[Dataset rows for apps and sites]
===============

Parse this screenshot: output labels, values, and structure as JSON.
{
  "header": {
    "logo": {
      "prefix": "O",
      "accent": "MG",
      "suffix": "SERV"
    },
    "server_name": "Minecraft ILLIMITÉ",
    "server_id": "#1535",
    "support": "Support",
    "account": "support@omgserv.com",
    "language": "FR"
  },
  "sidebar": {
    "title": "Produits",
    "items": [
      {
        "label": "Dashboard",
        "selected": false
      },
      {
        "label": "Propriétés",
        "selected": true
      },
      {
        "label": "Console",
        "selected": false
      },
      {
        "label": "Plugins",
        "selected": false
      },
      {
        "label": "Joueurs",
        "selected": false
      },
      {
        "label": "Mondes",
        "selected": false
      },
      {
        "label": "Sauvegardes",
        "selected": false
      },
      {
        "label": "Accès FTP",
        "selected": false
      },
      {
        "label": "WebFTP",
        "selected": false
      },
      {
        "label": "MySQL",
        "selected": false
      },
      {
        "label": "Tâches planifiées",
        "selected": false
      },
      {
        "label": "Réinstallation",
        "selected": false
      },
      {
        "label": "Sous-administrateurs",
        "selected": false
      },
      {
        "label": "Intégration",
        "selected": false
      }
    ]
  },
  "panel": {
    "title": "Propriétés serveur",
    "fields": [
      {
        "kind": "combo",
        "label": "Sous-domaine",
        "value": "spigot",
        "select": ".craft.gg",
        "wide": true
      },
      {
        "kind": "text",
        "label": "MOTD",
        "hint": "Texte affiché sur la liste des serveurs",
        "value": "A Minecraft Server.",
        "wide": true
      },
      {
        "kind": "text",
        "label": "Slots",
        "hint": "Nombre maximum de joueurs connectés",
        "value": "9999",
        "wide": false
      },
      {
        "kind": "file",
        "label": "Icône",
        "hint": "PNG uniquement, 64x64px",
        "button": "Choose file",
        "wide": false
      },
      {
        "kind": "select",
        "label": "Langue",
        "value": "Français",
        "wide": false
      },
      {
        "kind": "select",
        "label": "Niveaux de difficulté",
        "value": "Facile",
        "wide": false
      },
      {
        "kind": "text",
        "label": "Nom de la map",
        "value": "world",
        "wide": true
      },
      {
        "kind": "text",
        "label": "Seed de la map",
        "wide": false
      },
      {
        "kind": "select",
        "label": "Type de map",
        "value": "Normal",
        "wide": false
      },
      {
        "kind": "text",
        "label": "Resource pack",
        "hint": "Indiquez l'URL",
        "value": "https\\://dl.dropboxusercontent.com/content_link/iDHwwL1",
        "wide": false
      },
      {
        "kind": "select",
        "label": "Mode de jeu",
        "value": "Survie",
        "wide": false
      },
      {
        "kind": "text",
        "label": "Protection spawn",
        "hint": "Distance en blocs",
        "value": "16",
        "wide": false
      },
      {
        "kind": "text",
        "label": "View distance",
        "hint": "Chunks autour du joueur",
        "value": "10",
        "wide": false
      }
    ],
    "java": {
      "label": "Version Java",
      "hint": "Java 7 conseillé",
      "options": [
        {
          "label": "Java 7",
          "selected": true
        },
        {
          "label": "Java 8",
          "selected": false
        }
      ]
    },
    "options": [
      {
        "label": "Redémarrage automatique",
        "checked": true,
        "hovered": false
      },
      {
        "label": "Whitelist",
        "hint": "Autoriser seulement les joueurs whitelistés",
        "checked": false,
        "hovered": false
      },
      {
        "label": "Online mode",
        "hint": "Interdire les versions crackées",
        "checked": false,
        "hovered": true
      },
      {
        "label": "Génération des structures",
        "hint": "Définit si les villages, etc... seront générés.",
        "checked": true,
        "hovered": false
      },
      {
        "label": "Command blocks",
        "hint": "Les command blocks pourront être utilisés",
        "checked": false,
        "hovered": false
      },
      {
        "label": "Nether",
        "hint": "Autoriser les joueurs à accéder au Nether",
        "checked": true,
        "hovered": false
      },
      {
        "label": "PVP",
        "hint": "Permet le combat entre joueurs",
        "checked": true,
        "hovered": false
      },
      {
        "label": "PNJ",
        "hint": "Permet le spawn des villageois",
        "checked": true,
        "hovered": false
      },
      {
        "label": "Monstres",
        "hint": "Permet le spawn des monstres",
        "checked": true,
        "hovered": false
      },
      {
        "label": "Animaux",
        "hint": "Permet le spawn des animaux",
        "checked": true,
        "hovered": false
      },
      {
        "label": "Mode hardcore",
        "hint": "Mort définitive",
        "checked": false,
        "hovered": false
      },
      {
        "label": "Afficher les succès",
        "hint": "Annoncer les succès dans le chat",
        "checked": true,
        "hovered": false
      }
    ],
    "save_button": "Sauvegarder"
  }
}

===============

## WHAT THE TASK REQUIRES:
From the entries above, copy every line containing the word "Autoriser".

## FINISHED TASK:
        "hint": "Autoriser seulement les joueurs whitelistés",
        "hint": "Autoriser les joueurs à accéder au Nether",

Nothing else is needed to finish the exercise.